Recently Pope Benedict XVI wrote a letter to the Church of Poland in honor of this anniversary. In the letter he seemed to have argued in favor of formally giving John Paul the title “the Great”. A lot of people would agree.
Benedict brought up the examples of John Paul’s (of their) papal predecessors, Leo the Great (+461) and Gregory the Great (+604). With military might, Leo and Gregory somehow fended off, respectively, the Huns and the Lombards. They were Popes in turbulent and dangerous times. John Paul was indubitably a key player in bringing down the Soviet bloc. All three contributed significant writings.
Benedict himself has played a key role in the defense of the Church, all society really, from the dictatorship of relativism. How successful he was in that endeavor as Pope remains to be seen.
John Paul, reduced terribly by the ravages of illness, did not resign. His last days were themselves a testament to the value of human life. At the same time, his weakened condition permitted some less than virtuous players more power in the Church, the effects of which we are still dealing with today.
At one point, back in 2016, I said that John Paul should be declared Doctor of the Church, with the nickname, Doctor Misericordiae. His teaching contributions to the Church are numerous. Also the movement to have him declared such would surely slow the obvious systematic erosion of his body of teaching as Pope. For the last few years, what John Paul upheld and clarified about, for example, objective truth and morals, has been under attack at the highest levels. I cannot shake the idea that Benedict wrote what he wrote to the Polish bishops in part because of the manifest attack on John Paul’s magisterial writings. There has also been a methodical purge of the last Woytlians and Ratzingerians in the Curia and Roman school. It seems to me that Divine Mercy Sunday would be a good day for such a declaration. Perhaps it’s time to jump start that project. I resonate also with the position that it takes some time to absorb the impact of a saint’s writings. Still, given the offensive against his magisterium, sooner could be better than later.
When you read Papa Ratzinger’s aforementioned letter, don’t skip over his description of resistance to plastering over the ancient Sunday “in albis” with the modern innovation of “Divine Mercy” Sunday. I share that resistance. I have nothing against the modern devotion, but I don’t think it’s promotion should be at the expense of something so ancient and deeply rooted. But I digress.
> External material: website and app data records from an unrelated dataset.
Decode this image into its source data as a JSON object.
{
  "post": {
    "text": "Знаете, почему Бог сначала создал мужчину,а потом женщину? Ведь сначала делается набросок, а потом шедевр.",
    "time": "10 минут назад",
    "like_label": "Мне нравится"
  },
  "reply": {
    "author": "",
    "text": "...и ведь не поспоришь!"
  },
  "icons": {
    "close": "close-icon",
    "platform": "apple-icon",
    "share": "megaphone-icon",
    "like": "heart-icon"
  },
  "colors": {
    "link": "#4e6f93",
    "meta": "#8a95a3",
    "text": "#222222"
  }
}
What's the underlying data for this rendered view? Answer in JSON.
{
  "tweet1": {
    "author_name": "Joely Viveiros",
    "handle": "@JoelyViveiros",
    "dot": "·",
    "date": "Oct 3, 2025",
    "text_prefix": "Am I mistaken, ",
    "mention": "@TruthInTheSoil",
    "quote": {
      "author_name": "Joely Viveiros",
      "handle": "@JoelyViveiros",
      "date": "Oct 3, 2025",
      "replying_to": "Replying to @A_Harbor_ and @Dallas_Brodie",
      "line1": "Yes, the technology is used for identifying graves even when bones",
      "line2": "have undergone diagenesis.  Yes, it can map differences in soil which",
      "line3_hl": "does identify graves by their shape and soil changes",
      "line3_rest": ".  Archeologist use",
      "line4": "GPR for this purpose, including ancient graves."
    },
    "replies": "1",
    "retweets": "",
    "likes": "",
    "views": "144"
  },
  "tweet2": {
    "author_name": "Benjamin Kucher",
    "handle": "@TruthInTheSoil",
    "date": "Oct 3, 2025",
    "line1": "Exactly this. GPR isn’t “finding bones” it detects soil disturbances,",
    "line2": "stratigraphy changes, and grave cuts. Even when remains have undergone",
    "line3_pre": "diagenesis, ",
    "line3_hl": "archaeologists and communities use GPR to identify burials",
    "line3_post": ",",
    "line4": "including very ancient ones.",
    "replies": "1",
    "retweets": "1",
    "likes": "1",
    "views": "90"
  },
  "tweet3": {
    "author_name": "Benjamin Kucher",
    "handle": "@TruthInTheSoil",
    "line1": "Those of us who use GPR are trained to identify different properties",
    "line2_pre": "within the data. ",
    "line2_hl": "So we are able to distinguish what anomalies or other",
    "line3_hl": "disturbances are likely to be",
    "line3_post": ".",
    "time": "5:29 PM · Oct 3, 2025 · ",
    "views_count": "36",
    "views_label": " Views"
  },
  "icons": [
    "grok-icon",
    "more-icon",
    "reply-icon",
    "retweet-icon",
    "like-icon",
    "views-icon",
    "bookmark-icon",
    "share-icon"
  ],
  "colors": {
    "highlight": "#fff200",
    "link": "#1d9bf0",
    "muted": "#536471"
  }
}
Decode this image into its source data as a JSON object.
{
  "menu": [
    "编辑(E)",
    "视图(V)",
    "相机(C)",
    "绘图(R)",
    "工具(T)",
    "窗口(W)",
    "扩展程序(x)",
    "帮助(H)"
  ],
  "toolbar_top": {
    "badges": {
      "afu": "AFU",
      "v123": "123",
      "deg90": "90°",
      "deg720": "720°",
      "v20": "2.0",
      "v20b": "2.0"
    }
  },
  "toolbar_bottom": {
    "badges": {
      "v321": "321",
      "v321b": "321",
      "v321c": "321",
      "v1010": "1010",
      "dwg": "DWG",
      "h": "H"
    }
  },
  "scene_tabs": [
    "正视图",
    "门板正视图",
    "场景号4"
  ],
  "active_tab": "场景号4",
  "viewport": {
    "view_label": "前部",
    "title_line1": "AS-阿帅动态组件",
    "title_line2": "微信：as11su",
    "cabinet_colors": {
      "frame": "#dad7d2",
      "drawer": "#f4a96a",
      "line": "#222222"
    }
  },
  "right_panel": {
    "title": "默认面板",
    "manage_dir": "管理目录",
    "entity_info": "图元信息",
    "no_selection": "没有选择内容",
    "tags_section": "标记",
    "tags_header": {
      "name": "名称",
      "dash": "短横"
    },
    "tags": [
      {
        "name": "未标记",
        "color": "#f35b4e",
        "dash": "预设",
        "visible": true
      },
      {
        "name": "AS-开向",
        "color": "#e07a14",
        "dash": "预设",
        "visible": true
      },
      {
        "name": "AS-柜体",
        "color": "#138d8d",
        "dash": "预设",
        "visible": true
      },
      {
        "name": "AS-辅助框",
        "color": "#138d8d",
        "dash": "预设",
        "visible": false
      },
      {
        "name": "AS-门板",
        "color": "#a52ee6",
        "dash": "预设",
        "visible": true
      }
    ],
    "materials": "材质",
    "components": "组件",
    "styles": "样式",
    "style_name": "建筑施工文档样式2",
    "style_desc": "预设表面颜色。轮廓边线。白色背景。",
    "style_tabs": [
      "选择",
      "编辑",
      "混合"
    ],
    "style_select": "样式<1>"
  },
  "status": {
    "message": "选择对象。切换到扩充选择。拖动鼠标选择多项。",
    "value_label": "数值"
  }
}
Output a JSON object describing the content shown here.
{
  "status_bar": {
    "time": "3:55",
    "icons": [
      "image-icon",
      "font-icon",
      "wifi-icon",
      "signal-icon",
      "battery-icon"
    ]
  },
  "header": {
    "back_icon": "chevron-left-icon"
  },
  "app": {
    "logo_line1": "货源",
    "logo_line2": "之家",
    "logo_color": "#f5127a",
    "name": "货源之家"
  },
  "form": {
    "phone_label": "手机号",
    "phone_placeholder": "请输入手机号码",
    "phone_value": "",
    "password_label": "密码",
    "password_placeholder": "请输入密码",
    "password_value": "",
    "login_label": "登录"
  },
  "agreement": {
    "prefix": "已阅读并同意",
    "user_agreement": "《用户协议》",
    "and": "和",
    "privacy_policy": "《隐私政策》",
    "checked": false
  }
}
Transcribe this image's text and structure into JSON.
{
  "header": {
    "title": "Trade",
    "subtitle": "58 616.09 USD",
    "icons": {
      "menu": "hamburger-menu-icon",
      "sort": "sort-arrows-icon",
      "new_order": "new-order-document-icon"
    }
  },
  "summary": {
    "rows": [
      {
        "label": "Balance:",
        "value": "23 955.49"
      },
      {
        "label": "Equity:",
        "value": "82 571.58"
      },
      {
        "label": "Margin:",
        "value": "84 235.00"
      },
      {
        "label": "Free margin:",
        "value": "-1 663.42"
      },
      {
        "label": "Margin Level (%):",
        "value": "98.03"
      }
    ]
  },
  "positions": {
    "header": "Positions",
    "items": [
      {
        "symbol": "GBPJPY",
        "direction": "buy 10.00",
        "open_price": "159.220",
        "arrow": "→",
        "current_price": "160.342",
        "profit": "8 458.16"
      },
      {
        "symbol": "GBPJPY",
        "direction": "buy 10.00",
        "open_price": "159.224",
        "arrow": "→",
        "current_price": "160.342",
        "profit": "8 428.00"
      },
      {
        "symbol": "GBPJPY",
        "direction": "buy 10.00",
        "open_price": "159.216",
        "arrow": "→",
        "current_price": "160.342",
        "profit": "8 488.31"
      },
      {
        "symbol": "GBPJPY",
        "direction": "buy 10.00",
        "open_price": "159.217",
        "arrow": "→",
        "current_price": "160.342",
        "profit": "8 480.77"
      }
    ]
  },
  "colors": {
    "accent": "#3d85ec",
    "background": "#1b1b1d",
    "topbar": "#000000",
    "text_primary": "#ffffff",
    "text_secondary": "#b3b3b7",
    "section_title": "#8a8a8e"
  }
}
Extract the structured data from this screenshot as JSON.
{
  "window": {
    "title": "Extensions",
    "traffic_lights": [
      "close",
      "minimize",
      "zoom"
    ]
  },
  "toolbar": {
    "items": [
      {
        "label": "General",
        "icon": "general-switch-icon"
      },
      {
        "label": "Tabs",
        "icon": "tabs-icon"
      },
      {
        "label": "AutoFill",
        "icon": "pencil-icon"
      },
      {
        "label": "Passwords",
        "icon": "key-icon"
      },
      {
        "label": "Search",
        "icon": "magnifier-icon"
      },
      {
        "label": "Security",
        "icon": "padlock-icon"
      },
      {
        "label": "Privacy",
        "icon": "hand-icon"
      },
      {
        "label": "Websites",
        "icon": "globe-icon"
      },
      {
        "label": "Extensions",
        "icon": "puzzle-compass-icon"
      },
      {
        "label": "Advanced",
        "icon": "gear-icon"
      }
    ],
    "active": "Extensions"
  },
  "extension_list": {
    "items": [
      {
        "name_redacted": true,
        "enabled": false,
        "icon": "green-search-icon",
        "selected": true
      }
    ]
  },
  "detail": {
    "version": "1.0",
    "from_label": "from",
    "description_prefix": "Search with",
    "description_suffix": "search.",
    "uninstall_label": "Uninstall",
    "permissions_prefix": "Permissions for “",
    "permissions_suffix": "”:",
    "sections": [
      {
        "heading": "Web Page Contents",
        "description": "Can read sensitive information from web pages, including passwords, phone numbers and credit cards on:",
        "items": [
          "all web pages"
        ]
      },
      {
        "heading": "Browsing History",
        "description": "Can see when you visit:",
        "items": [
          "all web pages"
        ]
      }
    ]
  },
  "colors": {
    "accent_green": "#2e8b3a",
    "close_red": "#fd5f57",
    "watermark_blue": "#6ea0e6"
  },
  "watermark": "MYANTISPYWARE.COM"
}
I met the late Pope, John Paul, many times during my Roman years. I served Mass for him and was deacon for Masses on numerous occasions. He always recognized me. He ordained me. I have some amusing anecdotes which perhaps someday I’ll share here. He was a pleasure to be with, but when you were with him, his presence was palpable.
That’s three Popes I’ve known a bit or well. I also had many opportunities to speak, even at length, with Joseph Ratzinger. When Card. Bergoglio would come to Rome, he stayed in the same residence where I lived for years. We shared a lunch or supper table many times.
Francis today celebrated Mass at the tomb of John Paul which is in the main Basilica of St. Peter. At one point the late Pope had been buried in the basilica’s crypt. His body was moved at his canonization.
Notice anything peculiar about these shots?
Why, I ask, is his zucchetto on the altar?!?
In a way, it’s emblematic.